Without government intervention… 

How well do Americans understand their health care system? Pretty much not at all. 

Never denied? Very reasonable cost? Secondary carrier picked up most of 20 percent? Cost savings? 

What this person points out are the major flaws of Medicare; virtually no care management or check on unnecessary care, his idea of cost saving is cost-shifting. Clearly the $95,000 quoted is not the actual price but part of a game between providers and the government. 

From my 17-year experience under Medicare, I have always had the freedom to use a physician of my choosing and have never been denied needed diagnostic tests or medical treatment. This government health care plan has worked flawlessly and at a very reasonable cost. Moreover, the plan greatly reduces the cost by setting allowed charges by providers. For example, I had several cardiac stents for which the total bill from the hospital and physicians exceeded $95,000. Medicare allowed only about $17,000 of these charges and paid 80 percent of the allowed charges. My secondary carrier picked up most of the remaining 20 percent. I can give a multitude of other examples of such cost savings. Hence, it would appear that without government intervention, medical costs would skyrocket.

From a letter to the editor Savannah, Ga

Here are the real numbers to focus on. Note that the total income is less than the total expenditures. We hear a great deal today about killing or gutting Medicare, but clearing changes are necessary. How would you change Medicare to make it sustainable? 


Categories: Medicare

Tagged as:

1 reply »

  1. Here is what this example highlights to me and many of us have point out: Price inflation.
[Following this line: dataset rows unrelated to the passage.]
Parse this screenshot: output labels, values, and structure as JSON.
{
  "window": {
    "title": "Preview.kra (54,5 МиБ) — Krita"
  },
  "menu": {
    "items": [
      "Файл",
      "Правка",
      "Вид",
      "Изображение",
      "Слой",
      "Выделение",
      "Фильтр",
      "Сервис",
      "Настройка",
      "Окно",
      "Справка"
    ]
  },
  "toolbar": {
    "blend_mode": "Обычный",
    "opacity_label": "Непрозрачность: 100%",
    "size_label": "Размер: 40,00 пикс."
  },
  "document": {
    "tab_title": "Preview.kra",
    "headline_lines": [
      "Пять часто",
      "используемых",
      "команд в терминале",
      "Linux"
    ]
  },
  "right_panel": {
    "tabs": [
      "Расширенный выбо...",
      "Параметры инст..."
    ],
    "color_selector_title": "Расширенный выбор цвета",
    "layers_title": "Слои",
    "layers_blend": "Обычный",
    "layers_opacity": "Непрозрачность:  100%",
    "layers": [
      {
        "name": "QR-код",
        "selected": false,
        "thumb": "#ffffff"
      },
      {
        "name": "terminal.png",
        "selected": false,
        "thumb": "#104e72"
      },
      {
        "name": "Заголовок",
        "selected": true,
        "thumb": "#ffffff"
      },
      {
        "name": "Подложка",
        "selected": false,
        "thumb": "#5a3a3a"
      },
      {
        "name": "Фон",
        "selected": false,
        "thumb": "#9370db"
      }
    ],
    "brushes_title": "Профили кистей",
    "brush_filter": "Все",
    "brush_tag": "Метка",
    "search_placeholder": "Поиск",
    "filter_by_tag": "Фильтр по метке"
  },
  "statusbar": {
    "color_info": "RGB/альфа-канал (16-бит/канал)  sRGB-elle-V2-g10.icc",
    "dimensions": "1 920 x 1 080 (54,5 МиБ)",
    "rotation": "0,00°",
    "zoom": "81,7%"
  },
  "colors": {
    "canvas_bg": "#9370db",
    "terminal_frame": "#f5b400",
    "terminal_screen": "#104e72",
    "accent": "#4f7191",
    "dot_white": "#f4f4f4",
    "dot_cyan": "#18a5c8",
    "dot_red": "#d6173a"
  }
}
No hospital will stay in business if the government is going to pay only 18 cents on the dollar for what is billed. So the providers raise prices until the reimbursement finally equals actual expenses. The result is everybody has to pay the higher price unless your insurance company can get a better discount from the provider.
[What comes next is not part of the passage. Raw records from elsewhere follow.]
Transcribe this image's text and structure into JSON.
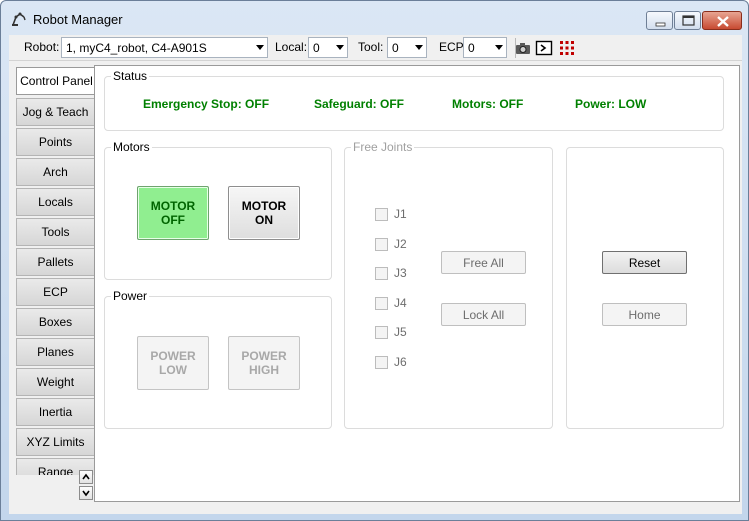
{
  "window": {
    "title": "Robot Manager"
  },
  "toolbar": {
    "robot_label": "Robot:",
    "robot_value": "1, myC4_robot, C4-A901S",
    "local_label": "Local:",
    "local_value": "0",
    "tool_label": "Tool:",
    "tool_value": "0",
    "ecp_label": "ECP:",
    "ecp_value": "0"
  },
  "tabs": [
    {
      "label": "Control Panel"
    },
    {
      "label": "Jog & Teach"
    },
    {
      "label": "Points"
    },
    {
      "label": "Arch"
    },
    {
      "label": "Locals"
    },
    {
      "label": "Tools"
    },
    {
      "label": "Pallets"
    },
    {
      "label": "ECP"
    },
    {
      "label": "Boxes"
    },
    {
      "label": "Planes"
    },
    {
      "label": "Weight"
    },
    {
      "label": "Inertia"
    },
    {
      "label": "XYZ Limits"
    },
    {
      "label": "Range"
    }
  ],
  "status": {
    "title": "Status",
    "emergency_stop": "Emergency Stop: OFF",
    "safeguard": "Safeguard: OFF",
    "motors": "Motors: OFF",
    "power": "Power: LOW"
  },
  "motors_group": {
    "title": "Motors",
    "off_label": "MOTOR OFF",
    "on_label": "MOTOR ON"
  },
  "power_group": {
    "title": "Power",
    "low_label": "POWER LOW",
    "high_label": "POWER HIGH"
  },
  "free_joints": {
    "title": "Free Joints",
    "joints": [
      "J1",
      "J2",
      "J3",
      "J4",
      "J5",
      "J6"
    ],
    "free_all_label": "Free All",
    "lock_all_label": "Lock All"
  },
  "actions": {
    "reset_label": "Reset",
    "home_label": "Home"
  },
  "colors": {
    "status_green": "#008000",
    "motor_off_bg": "#90ee90"
  }
}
    Wouldn’t it be nice if the hospital bills $17k and the non-insured, government, and all the insurance companies paid $17k and then we all could actually be consumers for our non-emergency healthcare because we would know what the true costs are and not what they will accept.
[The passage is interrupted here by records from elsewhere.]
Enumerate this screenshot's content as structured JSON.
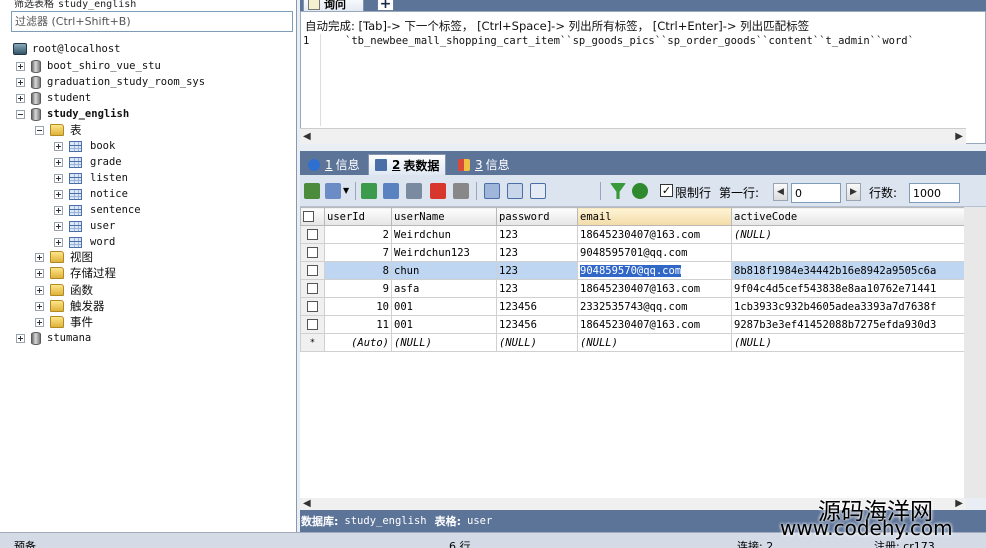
{
  "left_panel": {
    "filter_caption": "筛选表格",
    "filter_db": "study_english",
    "filter_placeholder": "过滤器 (Ctrl+Shift+B)",
    "server": "root@localhost",
    "databases": [
      "boot_shiro_vue_stu",
      "graduation_study_room_sys",
      "student",
      "study_english"
    ],
    "tables_folder": "表",
    "tables": [
      "book",
      "grade",
      "listen",
      "notice",
      "sentence",
      "user",
      "word"
    ],
    "folders": [
      "视图",
      "存储过程",
      "函数",
      "触发器",
      "事件"
    ],
    "last_database": "stumana"
  },
  "query": {
    "tab_label": "询问",
    "new_tab": "+",
    "autocomplete_hint": "自动完成:  [Tab]-> 下一个标签，  [Ctrl+Space]-> 列出所有标签，  [Ctrl+Enter]-> 列出匹配标签",
    "line_number": "1",
    "code_line": "`tb_newbee_mall_shopping_cart_item``sp_goods_pics``sp_order_goods``content``t_admin``word`"
  },
  "result_tabs": [
    {
      "num": "1",
      "label": "信息",
      "color": "#2f6fd0"
    },
    {
      "num": "2",
      "label": "表数据",
      "color": "#4a6fa8"
    },
    {
      "num": "3",
      "label": "信息",
      "color": "#d84a3a"
    }
  ],
  "toolbar": {
    "limit_label": "限制行",
    "first_row_label": "第一行:",
    "first_row_value": "0",
    "row_count_label": "行数:",
    "row_count_value": "1000",
    "limit_checked": "✓"
  },
  "grid": {
    "columns": [
      "userId",
      "userName",
      "password",
      "email",
      "activeCode"
    ],
    "rows": [
      [
        "2",
        "Weirdchun",
        "123",
        "18645230407@163.com",
        "(NULL)"
      ],
      [
        "7",
        "Weirdchun123",
        "123",
        "9048595701@qq.com",
        ""
      ],
      [
        "8",
        "chun",
        "123",
        "904859570@qq.com",
        "8b818f1984e34442b16e8942a9505c6a"
      ],
      [
        "9",
        "asfa",
        "123",
        "18645230407@163.com",
        "9f04c4d5cef543838e8aa10762e71441"
      ],
      [
        "10",
        "001",
        "123456",
        "2332535743@qq.com",
        "1cb3933c932b4605adea3393a7d7638f"
      ],
      [
        "11",
        "001",
        "123456",
        "18645230407@163.com",
        "9287b3e3ef41452088b7275efda930d3"
      ],
      [
        "(Auto)",
        "(NULL)",
        "(NULL)",
        "(NULL)",
        "(NULL)"
      ]
    ],
    "new_row_marker": "*"
  },
  "info_bar": {
    "db_label": "数据库:",
    "db_value": "study_english",
    "table_label": "表格:",
    "table_value": "user"
  },
  "status_bar": {
    "left": "预备",
    "rows": "6 行",
    "connection": "连接: 2",
    "register": "注册:  cr173"
  },
  "watermark": {
    "cn": "源码海洋网",
    "url": "www.codehy.com"
  }
}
    Now I wonder, in hospital billing offices, do they throw a party when some sick person actually pays full sticker price before they declare bankruptcy? Or is it like a casino and you get invited back for several nights free or get a TV comp’d in your room so that they can do more tests (at full price of course).


Leave a Reply to Dwayne Cancel reply

Fill in your details below or click an icon to log in: Logo

You are commenting using your account. Log Out /  Change )

Google photo

You are commenting using your Google account. Log Out /  Change )

Twitter picture

You are commenting using your Twitter account. Log Out /  Change )

Facebook photo

You are commenting using your Facebook account. Log Out /  Change )

Connecting to %s